If you are about to tackle 10 marathons in 10 days, you need motivation – and that’s definitely not a problem for Mark and Harry Keville.
This father-and-son pair are taking on their multi-marathon challenge in August to raise awareness and funds for robbiesrally.
This charity was set up by Harry’s younger brother Robbie who was diagnosed with a brain tumour and passed away last February. He was just 10.
It was just over four years after the family had lost his mum Kate to cancer. I met the family last year, when they supported Stand Up To Cancer with this incredibly powerful film about their family’s experience
Along with daughter Lara, Mark and Harry have continued the work that Robbie started and, in June, Robbie’s Rehab was launched – a new NHS service to help families at Southampton Children’s Hospital where Robbie was treated.
Mark said: “During the last year of Robbie’s life, he decided to set up a charity and named it robbiesrally. As a family we have continued to develop the charity to help children adapt to normal life after completing their treatment.
“Last year, our challenges included Harry and I doing a 15-day kayak trip called robbiesrow, and Lara playing tennis for 24 hours in robbiesrackets, while other supporters have been running marathons, obstacle races and organising all sorts of events – it has been wonderful to see so many people get involved.”
This year, Mark and Harry have plotted their 10-marathon route for robbiesregionrunaround all the hospitals that are linked with Southampton. I asked Mark what he thought was in store…

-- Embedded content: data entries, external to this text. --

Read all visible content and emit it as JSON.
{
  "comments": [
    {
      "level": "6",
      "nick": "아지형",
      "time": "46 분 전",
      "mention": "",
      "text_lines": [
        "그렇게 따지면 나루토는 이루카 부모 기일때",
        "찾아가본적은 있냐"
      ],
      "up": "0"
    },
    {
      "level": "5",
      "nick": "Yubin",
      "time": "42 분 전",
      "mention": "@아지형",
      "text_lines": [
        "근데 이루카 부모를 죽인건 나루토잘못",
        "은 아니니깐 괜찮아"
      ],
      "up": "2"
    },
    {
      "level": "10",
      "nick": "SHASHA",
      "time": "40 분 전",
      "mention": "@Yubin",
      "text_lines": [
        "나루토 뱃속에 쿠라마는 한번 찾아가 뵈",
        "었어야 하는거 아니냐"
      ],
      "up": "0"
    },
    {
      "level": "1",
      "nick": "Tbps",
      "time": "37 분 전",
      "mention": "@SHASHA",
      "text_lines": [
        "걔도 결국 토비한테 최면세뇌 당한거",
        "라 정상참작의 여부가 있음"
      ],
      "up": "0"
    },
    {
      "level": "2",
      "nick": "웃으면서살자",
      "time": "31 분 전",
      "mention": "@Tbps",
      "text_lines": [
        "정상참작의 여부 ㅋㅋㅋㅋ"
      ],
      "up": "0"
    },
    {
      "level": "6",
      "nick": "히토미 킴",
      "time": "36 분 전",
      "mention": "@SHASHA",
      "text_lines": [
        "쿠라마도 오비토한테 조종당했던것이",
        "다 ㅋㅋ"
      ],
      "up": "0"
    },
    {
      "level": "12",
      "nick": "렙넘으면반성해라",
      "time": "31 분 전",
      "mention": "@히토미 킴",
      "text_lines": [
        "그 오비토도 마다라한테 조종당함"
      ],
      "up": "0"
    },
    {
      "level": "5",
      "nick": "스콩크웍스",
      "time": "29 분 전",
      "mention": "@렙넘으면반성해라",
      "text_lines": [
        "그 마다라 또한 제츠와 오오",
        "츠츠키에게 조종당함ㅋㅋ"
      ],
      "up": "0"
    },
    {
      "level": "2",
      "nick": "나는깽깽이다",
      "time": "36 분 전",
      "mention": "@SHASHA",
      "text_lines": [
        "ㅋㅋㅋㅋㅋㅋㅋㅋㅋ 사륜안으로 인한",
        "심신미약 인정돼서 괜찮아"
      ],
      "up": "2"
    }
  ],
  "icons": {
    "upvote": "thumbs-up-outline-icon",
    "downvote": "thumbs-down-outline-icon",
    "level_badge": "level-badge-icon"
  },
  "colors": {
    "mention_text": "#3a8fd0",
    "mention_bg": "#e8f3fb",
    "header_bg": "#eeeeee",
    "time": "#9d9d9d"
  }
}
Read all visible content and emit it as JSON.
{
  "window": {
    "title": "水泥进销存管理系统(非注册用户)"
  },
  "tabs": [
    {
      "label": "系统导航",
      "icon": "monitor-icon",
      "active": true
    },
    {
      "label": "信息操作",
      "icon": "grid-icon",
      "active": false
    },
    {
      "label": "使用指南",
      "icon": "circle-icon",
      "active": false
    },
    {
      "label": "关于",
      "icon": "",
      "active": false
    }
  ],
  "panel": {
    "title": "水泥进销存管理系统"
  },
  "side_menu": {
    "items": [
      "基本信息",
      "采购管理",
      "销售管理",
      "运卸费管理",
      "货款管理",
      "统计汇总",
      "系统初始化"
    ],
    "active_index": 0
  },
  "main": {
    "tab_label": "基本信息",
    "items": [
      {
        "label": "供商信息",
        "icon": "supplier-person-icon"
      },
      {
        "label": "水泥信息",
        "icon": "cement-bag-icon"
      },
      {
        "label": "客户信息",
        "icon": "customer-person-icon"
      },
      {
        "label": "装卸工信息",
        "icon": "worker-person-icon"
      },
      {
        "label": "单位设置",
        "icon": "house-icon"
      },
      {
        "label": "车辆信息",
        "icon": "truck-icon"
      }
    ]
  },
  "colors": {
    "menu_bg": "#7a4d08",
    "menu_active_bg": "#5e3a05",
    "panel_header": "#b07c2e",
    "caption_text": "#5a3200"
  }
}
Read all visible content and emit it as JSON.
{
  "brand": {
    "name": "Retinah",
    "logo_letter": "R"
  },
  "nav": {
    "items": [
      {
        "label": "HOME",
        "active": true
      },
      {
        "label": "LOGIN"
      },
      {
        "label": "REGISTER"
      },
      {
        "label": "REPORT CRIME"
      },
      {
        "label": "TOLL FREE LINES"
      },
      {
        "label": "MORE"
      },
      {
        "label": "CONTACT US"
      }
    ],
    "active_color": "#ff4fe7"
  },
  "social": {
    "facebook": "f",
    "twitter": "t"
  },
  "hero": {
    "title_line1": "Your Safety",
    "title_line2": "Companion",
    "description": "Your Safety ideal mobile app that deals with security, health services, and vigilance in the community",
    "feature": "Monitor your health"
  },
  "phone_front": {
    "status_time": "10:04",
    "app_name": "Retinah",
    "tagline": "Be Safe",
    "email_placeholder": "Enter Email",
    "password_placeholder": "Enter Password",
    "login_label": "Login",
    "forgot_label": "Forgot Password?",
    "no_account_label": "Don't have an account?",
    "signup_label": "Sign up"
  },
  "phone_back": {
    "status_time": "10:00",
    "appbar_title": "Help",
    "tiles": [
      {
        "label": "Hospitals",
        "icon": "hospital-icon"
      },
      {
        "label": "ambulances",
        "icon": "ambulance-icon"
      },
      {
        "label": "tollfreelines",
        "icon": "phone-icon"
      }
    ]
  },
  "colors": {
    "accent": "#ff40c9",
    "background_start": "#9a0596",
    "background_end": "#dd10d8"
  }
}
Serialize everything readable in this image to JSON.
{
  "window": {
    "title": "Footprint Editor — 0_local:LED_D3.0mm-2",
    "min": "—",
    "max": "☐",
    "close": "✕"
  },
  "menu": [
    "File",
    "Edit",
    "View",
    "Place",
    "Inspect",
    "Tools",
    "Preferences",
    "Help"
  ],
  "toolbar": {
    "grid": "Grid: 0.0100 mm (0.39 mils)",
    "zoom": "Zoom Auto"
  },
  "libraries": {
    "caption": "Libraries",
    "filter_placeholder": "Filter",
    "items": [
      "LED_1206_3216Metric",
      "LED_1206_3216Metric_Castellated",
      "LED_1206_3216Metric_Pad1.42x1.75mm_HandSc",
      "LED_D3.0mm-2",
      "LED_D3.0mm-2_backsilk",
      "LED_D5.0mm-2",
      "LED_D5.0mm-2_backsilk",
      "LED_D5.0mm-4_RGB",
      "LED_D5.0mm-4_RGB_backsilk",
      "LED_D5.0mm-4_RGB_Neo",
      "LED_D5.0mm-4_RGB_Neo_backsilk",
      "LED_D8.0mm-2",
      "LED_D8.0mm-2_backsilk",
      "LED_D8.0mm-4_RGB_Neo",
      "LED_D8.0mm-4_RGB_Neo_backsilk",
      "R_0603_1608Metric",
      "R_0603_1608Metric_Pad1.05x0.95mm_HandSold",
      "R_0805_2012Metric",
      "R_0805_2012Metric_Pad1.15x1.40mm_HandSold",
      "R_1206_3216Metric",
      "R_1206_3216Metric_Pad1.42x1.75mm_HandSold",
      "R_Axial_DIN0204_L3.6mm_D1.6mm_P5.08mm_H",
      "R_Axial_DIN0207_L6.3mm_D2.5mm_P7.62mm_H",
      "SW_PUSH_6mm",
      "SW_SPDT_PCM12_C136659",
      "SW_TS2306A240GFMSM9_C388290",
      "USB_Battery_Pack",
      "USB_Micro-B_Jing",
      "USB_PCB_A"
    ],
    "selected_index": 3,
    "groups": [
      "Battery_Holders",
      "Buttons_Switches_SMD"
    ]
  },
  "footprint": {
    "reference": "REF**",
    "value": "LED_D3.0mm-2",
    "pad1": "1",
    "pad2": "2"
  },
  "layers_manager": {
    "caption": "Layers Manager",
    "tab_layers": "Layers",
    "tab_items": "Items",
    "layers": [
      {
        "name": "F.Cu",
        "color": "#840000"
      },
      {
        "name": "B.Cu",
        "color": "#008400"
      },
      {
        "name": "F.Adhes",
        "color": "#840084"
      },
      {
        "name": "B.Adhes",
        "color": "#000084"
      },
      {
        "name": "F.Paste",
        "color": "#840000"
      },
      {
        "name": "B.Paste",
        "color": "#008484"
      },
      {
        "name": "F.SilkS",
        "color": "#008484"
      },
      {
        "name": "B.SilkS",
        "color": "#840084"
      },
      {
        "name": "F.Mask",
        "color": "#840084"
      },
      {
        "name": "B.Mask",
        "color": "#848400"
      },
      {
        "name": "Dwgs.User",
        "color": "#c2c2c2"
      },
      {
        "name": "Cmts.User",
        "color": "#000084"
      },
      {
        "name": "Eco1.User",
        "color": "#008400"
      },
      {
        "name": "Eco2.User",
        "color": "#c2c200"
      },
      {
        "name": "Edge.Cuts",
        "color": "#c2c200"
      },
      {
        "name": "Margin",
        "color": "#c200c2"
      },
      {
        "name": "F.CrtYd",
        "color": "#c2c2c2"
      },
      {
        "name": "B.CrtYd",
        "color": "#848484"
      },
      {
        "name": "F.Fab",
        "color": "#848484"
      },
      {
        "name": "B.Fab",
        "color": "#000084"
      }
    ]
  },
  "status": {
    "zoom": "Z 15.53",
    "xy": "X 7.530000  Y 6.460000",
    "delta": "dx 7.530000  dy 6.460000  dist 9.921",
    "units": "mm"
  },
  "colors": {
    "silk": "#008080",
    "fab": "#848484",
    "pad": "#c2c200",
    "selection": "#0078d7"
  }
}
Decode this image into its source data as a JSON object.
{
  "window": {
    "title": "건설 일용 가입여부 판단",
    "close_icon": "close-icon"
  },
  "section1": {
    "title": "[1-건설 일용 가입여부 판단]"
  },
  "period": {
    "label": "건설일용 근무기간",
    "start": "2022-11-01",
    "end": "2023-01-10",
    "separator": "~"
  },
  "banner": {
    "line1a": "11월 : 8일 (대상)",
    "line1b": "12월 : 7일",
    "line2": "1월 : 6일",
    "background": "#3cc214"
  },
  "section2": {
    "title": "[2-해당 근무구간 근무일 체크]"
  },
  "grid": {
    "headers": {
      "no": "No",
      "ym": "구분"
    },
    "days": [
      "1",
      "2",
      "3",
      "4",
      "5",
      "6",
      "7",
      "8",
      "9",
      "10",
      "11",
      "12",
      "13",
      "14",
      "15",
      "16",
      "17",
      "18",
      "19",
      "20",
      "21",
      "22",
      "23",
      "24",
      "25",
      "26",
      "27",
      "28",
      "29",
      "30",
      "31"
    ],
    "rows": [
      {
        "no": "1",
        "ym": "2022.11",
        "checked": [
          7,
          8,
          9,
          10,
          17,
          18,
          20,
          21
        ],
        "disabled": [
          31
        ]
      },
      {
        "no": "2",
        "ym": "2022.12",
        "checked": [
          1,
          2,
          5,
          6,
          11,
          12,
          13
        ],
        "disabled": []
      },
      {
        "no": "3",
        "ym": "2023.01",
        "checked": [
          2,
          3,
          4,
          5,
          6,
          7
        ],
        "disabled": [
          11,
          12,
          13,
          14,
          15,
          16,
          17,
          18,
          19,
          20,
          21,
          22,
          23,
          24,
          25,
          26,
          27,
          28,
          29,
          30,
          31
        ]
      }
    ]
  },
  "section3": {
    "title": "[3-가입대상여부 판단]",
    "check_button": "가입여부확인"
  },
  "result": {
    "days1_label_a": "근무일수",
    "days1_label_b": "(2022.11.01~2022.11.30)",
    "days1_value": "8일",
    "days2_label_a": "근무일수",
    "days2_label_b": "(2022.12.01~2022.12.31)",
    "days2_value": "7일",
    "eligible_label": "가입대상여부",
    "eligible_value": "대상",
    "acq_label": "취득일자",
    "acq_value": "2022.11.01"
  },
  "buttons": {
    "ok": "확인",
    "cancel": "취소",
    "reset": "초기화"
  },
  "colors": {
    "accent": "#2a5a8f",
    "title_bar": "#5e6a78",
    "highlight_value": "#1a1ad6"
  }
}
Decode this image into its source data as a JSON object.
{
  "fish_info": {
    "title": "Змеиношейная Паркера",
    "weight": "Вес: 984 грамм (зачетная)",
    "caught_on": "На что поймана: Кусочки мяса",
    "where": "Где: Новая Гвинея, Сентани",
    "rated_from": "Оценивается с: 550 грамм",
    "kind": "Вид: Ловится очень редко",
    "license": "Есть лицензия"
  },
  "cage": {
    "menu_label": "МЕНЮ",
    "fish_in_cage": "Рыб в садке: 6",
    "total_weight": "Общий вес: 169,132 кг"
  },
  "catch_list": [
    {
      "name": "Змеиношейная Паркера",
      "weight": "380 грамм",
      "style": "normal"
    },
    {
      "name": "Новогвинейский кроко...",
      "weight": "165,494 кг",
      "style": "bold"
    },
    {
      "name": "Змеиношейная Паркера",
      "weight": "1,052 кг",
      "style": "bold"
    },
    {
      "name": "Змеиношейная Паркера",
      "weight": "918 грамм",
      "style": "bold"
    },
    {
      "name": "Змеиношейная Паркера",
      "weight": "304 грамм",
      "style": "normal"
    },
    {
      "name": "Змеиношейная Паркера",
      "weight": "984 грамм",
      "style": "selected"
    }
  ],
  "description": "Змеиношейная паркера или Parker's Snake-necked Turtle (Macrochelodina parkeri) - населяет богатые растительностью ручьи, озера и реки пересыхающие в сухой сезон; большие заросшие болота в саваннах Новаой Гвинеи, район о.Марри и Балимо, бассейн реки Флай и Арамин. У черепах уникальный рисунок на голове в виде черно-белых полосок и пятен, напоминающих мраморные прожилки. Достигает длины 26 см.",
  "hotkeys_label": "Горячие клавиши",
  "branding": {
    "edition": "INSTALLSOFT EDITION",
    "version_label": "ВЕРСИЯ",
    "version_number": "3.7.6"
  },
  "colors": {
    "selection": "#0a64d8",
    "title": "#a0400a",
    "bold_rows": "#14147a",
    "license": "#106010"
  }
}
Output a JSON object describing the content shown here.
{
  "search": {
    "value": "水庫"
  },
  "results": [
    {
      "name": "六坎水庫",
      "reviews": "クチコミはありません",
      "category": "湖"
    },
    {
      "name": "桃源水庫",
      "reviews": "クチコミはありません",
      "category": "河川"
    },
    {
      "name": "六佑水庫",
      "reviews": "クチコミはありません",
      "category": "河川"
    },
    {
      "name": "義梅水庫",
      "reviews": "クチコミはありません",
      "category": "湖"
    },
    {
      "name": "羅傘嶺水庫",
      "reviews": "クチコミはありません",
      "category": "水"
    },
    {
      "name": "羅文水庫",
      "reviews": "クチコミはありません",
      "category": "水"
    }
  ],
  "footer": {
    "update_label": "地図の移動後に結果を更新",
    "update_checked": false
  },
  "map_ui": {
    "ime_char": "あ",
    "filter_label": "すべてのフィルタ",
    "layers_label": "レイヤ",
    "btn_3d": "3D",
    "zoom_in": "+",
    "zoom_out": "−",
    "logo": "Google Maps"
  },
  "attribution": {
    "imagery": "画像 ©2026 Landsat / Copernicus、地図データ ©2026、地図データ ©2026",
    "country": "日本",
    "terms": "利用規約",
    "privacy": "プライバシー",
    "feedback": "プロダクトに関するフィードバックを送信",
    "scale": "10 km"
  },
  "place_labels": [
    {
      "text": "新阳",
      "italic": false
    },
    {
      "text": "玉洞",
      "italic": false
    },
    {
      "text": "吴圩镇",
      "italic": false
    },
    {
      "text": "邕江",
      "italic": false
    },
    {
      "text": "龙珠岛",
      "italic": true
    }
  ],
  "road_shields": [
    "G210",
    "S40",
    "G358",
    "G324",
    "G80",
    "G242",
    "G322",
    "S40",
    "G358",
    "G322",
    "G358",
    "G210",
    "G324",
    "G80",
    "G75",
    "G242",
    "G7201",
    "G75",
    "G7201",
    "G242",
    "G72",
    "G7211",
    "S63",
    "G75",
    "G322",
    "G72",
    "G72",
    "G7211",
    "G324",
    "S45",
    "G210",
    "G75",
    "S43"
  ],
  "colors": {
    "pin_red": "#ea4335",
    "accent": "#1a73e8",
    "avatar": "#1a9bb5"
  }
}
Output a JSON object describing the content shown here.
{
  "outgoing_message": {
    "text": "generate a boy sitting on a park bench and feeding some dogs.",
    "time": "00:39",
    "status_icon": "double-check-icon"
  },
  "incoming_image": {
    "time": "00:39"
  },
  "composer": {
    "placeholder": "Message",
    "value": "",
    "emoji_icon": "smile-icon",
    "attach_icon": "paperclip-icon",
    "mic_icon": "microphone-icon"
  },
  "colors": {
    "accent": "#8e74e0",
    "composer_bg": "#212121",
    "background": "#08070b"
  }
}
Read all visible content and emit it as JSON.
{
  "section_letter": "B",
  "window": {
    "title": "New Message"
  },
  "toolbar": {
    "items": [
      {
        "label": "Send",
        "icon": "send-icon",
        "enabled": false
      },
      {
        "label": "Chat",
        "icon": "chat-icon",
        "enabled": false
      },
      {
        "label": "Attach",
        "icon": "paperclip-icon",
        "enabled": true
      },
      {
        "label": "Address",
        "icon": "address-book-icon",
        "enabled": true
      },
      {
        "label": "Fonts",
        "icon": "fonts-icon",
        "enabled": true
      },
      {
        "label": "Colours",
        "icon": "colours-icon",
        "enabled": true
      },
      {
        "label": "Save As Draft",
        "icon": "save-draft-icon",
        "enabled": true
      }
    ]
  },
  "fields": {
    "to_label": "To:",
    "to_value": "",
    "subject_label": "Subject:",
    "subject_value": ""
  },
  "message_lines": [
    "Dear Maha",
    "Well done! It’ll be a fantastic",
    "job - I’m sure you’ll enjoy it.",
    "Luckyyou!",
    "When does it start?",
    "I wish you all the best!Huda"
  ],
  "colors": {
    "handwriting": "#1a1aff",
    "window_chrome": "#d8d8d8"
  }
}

“It’s going to be hard – we are under no illusions about that! We start on August 19th with two half marathons on the same day– one on Jersey and one on Guernsey – then we continue with nine full marathons in a row.
“Even day one is a challenge and training has been tough – we have both suffered injuries and blisters, and it’s been a matter of fitting in runs when we can.
“Harry has been in Exeter doing his finals at university so training has had to take second place to everything else, and I have been busy with the launch of the new Robbie’s Rehab service.
“We both ran the D-Day 44-miler in June along the Normandy beaches as preparation, but it has been massively different to what we did to train for the row. For that, we were able to build up as the challenge went on, but this is going to be hard from the start.
“I think the biggest risk is injury, and staying well fed and hydrated each day.
“With the plan to visit all the hospitals, it has made the logistics complicated to arrange, but we are really looking forward to having those targets each day.
“On each visit, we hope to visit the paediatric ward and meeting some staff and patients to say a few words about the charity and what we are doing, so that is going to remind us exactly why we are putting ourselves through it all.
“We will need to get there on time to stick to a schedule, but we certainly aren’t planning to break any sprinting records – we want to go sloooooowly to avoid undue injury and just make sure we get round.”
“The plan is to finish in Southampton on August 28th, which is Bank Holiday Monday, and if people want to join us for the run into Southampton, we are hoping it will be a free-for-all so that anyone at all can join in.”